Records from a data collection

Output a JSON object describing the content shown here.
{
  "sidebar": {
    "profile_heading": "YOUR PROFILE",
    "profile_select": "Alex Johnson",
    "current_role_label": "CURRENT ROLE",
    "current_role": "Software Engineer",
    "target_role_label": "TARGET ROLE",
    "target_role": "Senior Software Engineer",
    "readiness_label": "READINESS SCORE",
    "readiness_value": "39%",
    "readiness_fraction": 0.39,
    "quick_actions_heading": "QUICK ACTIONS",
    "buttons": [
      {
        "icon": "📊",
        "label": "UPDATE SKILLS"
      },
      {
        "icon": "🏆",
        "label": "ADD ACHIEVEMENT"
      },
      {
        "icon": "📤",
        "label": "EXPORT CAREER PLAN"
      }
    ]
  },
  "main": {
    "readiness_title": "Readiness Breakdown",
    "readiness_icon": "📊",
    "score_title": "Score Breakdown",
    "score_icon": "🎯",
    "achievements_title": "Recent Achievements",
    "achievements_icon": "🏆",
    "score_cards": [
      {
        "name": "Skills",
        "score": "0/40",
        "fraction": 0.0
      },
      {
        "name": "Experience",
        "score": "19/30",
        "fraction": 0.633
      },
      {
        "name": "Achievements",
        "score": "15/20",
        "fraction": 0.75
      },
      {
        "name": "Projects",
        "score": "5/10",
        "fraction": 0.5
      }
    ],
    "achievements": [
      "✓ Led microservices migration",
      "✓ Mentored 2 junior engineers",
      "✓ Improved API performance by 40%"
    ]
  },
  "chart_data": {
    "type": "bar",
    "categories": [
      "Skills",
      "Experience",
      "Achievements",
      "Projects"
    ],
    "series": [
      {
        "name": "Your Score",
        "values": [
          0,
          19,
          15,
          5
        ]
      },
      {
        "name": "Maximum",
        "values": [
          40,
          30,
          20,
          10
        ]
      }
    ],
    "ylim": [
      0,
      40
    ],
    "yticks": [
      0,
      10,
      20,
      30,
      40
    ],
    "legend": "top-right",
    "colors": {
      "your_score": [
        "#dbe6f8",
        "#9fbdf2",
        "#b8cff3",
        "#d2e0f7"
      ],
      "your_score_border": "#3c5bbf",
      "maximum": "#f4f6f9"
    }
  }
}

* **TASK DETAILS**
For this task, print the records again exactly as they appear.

* **RESULT OF THIS EXERCISE**
Output a JSON object describing the content shown here.
{
  "sidebar": {
    "profile_heading": "YOUR PROFILE",
    "profile_select": "Alex Johnson",
    "current_role_label": "CURRENT ROLE",
    "current_role": "Software Engineer",
    "target_role_label": "TARGET ROLE",
    "target_role": "Senior Software Engineer",
    "readiness_label": "READINESS SCORE",
    "readiness_value": "39%",
    "readiness_fraction": 0.39,
    "quick_actions_heading": "QUICK ACTIONS",
    "buttons": [
      {
        "icon": "📊",
        "label": "UPDATE SKILLS"
      },
      {
        "icon": "🏆",
        "label": "ADD ACHIEVEMENT"
      },
      {
        "icon": "📤",
        "label": "EXPORT CAREER PLAN"
      }
    ]
  },
  "main": {
    "readiness_title": "Readiness Breakdown",
    "readiness_icon": "📊",
    "score_title": "Score Breakdown",
    "score_icon": "🎯",
    "achievements_title": "Recent Achievements",
    "achievements_icon": "🏆",
    "score_cards": [
      {
        "name": "Skills",
        "score": "0/40",
        "fraction": 0.0
      },
      {
        "name": "Experience",
        "score": "19/30",
        "fraction": 0.633
      },
      {
        "name": "Achievements",
        "score": "15/20",
        "fraction": 0.75
      },
      {
        "name": "Projects",
        "score": "5/10",
        "fraction": 0.5
      }
    ],
    "achievements": [
      "✓ Led microservices migration",
      "✓ Mentored 2 junior engineers",
      "✓ Improved API performance by 40%"
    ]
  },
  "chart_data": {
    "type": "bar",
    "categories": [
      "Skills",
      "Experience",
      "Achievements",
      "Projects"
    ],
    "series": [
      {
        "name": "Your Score",
        "values": [
          0,
          19,
          15,
          5
        ]
      },
      {
        "name": "Maximum",
        "values": [
          40,
          30,
          20,
          10
        ]
      }
    ],
    "ylim": [
      0,
      40
    ],
    "yticks": [
      0,
      10,
      20,
      30,
      40
    ],
    "legend": "top-right",
    "colors": {
      "your_score": [
        "#dbe6f8",
        "#9fbdf2",
        "#b8cff3",
        "#d2e0f7"
      ],
      "your_score_border": "#3c5bbf",
      "maximum": "#f4f6f9"
    }
  }
}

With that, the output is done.